« Reply #14 on: November 25, 2015, 01:24:51 AM »
You are absolutely correct. Regarding the men/women thing, men have a degree of authority over women in a husband-wife relationship, but this does not mean superiority, because Quran 49:13 clearly says that only good deeds make one person superior to another. Pharoah had all the authority over his wife Asiya, but he's the one who's going to hell, while Asiya gets eternity in Jannah. Authority is a responsibility and not a superiority.

Some people make the excuse that only men were prophets, but this was because nobody listened to women at that time. God did send messages to women, like Musa's mother and Mary, who was spoken to by angels. So it has nothing to do with gender preference.

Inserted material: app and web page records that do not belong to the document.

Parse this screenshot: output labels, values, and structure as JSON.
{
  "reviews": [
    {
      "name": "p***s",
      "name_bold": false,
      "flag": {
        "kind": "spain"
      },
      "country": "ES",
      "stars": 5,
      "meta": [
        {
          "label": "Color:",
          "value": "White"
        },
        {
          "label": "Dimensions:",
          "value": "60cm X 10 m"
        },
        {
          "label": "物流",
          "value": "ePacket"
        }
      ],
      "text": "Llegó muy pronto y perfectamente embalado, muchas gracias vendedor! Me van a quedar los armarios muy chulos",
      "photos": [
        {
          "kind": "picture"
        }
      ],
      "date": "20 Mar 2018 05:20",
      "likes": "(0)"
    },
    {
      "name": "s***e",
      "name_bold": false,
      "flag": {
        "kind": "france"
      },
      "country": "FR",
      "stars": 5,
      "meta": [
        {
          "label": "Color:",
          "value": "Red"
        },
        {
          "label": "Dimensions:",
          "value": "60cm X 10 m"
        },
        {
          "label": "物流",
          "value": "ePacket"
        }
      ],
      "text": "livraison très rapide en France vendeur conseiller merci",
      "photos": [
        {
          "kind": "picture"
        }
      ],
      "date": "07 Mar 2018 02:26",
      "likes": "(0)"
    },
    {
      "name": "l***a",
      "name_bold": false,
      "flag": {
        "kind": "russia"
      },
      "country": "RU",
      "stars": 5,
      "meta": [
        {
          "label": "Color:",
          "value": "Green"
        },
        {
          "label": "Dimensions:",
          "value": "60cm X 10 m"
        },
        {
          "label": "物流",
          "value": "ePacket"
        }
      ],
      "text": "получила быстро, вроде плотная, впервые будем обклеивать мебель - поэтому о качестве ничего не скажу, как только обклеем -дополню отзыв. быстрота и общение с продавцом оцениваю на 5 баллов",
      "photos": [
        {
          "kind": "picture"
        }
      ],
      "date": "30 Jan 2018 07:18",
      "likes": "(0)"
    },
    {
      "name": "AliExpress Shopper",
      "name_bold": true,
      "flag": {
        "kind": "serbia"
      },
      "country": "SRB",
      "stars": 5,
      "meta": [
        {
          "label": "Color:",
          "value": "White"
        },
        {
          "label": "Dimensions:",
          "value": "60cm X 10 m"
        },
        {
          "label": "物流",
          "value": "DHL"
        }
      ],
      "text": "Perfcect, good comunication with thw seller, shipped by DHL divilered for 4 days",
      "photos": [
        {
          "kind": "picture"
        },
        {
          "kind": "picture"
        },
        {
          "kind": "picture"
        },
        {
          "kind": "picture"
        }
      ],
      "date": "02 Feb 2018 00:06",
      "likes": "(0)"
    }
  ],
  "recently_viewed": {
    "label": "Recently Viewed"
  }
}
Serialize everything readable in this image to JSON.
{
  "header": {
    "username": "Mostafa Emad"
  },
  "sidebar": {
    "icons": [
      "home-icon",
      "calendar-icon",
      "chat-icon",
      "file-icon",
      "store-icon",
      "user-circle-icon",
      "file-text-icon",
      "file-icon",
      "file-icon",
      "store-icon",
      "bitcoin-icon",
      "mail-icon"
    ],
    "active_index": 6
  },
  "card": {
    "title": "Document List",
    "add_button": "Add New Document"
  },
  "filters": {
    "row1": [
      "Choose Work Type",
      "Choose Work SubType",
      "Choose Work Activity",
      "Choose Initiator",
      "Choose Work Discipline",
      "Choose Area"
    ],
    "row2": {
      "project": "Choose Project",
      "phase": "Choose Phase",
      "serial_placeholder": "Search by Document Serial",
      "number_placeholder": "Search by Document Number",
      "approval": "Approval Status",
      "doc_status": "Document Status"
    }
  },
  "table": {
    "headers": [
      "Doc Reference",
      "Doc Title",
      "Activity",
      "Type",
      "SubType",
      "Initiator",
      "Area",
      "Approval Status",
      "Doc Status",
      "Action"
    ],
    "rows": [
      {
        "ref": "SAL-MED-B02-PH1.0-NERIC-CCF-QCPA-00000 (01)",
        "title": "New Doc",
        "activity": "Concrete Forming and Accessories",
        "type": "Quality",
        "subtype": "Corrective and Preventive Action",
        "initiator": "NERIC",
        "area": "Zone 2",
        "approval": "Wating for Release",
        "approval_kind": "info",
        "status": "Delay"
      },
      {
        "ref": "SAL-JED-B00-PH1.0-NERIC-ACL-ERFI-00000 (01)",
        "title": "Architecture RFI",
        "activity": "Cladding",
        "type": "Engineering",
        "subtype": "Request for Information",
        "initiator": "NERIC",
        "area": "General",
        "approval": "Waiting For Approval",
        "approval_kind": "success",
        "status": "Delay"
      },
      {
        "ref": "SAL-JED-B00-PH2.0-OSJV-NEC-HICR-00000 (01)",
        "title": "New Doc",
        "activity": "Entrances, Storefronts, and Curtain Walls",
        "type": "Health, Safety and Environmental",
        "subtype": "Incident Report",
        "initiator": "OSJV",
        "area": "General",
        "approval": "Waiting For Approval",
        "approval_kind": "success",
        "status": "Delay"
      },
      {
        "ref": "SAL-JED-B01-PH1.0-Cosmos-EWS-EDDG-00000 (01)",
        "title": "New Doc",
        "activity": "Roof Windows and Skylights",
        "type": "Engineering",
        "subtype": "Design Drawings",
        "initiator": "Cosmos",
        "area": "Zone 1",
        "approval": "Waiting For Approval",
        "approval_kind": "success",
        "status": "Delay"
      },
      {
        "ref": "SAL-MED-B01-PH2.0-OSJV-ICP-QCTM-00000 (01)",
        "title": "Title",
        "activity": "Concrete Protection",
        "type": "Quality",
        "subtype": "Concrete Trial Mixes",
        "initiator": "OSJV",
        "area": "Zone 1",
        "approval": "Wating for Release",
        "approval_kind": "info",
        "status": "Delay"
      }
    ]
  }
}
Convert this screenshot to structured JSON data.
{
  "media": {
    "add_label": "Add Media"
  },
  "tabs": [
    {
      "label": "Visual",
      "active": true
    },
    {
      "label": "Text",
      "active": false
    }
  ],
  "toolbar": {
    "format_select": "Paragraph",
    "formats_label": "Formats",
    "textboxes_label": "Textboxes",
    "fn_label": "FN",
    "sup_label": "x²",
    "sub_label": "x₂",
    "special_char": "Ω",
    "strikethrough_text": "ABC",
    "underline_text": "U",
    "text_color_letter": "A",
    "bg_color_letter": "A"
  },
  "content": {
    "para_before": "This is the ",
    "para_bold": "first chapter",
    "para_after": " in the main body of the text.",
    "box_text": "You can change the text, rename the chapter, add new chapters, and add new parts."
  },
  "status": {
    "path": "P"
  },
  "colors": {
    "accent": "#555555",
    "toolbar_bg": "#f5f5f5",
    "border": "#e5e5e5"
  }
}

About the whole "being friends with Christians is haram" thing, I read the article and it now makes sense. When I was younger, my friend Aisha informed me that her dad had forbidden her from making friends with Christians because he thought it was haram. Her dad also believes a great many other things are haram, such as music and art and cartoons and basically everything else. Is he just a confused believer or a disbeliever, do you think?

Salam and thank you for your time with this discussion :)